- It might be hard to quantify, but how much do you feel like this is costing you?
What is a Benefit of Solution Question?
Benefits of Solution Questions (BSQs) help the buyer articulate the outcomes and value of having their problems or issues solved. These questions help the buyer clarify their need to make a change or have a particular solution. They are extremely powerful and cause the buyer to convince themselves of why they need to buy, rather than having the sales person try and convince them. The buyer also overcomes their own doubts and concerns. Try to have about 35% of your questions be BSQ type questions.
- Can you share with me why updating your system is so important to you?
- How else would having a new website really help your company?
- What other departments would benefit if you’re operating expenses dropped by 25%?
- What advantages would your staff have with faster service?
- How would your customers be impacted if they could have 24 hour access?
- Would it help your stress level if payroll were handled for you on a monthly basis?
Do you know anyone who, as a child, successfully rode their bike or tied their shoe on their first try?

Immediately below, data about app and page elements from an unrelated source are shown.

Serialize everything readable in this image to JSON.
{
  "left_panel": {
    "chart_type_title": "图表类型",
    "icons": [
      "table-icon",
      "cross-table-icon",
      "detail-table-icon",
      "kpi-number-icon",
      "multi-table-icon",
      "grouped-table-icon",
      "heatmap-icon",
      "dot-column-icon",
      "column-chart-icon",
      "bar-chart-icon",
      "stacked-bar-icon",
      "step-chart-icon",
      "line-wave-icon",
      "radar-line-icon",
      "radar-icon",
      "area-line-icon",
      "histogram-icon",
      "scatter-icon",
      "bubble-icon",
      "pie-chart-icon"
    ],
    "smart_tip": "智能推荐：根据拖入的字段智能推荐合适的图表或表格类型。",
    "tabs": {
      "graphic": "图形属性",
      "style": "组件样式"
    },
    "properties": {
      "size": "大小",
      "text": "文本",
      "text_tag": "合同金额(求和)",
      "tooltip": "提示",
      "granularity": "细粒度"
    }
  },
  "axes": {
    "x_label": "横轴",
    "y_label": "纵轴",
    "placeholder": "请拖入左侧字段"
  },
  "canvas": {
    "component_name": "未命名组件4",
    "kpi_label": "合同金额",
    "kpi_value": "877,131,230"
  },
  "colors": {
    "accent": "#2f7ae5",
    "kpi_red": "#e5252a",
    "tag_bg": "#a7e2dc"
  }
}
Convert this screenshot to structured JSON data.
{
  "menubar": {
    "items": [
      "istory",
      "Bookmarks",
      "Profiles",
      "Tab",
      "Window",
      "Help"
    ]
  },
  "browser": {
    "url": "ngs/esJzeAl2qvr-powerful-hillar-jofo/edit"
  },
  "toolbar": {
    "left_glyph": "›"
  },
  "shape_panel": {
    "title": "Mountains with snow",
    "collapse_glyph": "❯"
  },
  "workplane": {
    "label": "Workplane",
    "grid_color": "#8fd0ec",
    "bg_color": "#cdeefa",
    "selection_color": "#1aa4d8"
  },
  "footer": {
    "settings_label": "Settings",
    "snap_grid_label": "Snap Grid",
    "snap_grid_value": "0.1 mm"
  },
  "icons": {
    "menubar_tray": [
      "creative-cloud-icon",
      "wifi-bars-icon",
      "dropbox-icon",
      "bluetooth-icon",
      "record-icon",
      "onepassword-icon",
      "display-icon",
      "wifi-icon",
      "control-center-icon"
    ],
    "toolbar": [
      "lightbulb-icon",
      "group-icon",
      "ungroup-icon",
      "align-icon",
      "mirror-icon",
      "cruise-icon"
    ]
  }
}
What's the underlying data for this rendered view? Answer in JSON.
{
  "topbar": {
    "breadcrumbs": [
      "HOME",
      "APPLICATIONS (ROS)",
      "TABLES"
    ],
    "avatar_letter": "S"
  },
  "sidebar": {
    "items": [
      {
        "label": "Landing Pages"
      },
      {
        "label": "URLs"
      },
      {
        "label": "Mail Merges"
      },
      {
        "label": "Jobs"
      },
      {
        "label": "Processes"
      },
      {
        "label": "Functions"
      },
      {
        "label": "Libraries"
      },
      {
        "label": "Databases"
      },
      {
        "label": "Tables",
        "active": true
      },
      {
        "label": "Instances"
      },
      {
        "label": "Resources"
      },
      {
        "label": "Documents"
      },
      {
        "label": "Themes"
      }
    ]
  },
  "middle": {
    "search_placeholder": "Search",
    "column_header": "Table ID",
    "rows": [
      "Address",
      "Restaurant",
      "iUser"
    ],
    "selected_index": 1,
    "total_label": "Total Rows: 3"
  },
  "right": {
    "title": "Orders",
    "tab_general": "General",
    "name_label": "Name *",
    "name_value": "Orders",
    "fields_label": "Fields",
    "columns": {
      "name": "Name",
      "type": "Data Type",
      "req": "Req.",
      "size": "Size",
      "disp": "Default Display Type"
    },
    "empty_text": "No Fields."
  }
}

Probably not. And why not? The reason is because those activities are skills and they require a lot of practice to master. The same holds true of the ability to ask good questions in selling. It is a skill. Very few people are naturally born with good questioning skills. They must be practiced a lot in order to be mastered. However, the reasons why so many sales professionals struggle with developing these kinds of skills are (1) They do not take the time to intentionally practice them, and (2) They try and fail a few times and conclude that talking more than listening is much easier.
In my experience, the sales people who rise to the top of their organizations have become masters at questioning skills. They have intentionally prepared questions and practiced asking questions and have gotten very comfortable asking questions. Even though they “fell off their bike” several times as they tried to master the skill, they did not quit or complain that the “new sales program doesn’t work.” They kept with it. They continued to practice. Eventually they mastered it and their sales increased. My suggestion to you is to learn from the best. Take the time to prepare and practice. Endure through the trial and error stages. Only then will you enjoy the sweet fruits of your hard won mastery of questioning skills.
Terry Hansen is a popular speaker, consultant, trainer and author on topics such as customer service, sales, marketing and management. He is regularly asked to train sales and management teams and consult with them on their marketing strategies. You can connect with Terry on LinkedIn or get more information by visiting www.TerryHansen.net or calling 844-205-5054.